━━━━━ Material provided
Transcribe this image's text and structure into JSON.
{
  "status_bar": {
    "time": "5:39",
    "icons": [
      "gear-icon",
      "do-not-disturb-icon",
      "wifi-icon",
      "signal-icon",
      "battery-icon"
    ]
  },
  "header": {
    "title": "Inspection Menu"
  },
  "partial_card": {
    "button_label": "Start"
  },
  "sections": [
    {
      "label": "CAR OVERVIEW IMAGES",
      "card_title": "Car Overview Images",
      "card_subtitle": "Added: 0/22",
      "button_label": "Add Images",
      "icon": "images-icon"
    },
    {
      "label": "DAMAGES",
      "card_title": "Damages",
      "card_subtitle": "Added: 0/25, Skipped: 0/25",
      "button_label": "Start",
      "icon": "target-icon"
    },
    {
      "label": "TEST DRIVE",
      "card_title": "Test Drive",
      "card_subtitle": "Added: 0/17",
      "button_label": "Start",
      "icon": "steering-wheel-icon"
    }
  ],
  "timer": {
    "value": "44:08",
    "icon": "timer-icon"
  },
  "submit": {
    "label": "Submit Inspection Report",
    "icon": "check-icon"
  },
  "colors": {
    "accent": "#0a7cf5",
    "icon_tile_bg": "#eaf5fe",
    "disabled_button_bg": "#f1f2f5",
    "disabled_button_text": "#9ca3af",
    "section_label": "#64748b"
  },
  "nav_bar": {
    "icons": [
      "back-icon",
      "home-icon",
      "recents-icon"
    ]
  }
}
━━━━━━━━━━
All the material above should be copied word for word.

Transcribe this image's text and structure into JSON.
{
  "status_bar": {
    "time": "5:39",
    "icons": [
      "gear-icon",
      "do-not-disturb-icon",
      "wifi-icon",
      "signal-icon",
      "battery-icon"
    ]
  },
  "header": {
    "title": "Inspection Menu"
  },
  "partial_card": {
    "button_label": "Start"
  },
  "sections": [
    {
      "label": "CAR OVERVIEW IMAGES",
      "card_title": "Car Overview Images",
      "card_subtitle": "Added: 0/22",
      "button_label": "Add Images",
      "icon": "images-icon"
    },
    {
      "label": "DAMAGES",
      "card_title": "Damages",
      "card_subtitle": "Added: 0/25, Skipped: 0/25",
      "button_label": "Start",
      "icon": "target-icon"
    },
    {
      "label": "TEST DRIVE",
      "card_title": "Test Drive",
      "card_subtitle": "Added: 0/17",
      "button_label": "Start",
      "icon": "steering-wheel-icon"
    }
  ],
  "timer": {
    "value": "44:08",
    "icon": "timer-icon"
  },
  "submit": {
    "label": "Submit Inspection Report",
    "icon": "check-icon"
  },
  "colors": {
    "accent": "#0a7cf5",
    "icon_tile_bg": "#eaf5fe",
    "disabled_button_bg": "#f1f2f5",
    "disabled_button_text": "#9ca3af",
    "section_label": "#64748b"
  },
  "nav_bar": {
    "icons": [
      "back-icon",
      "home-icon",
      "recents-icon"
    ]
  }
}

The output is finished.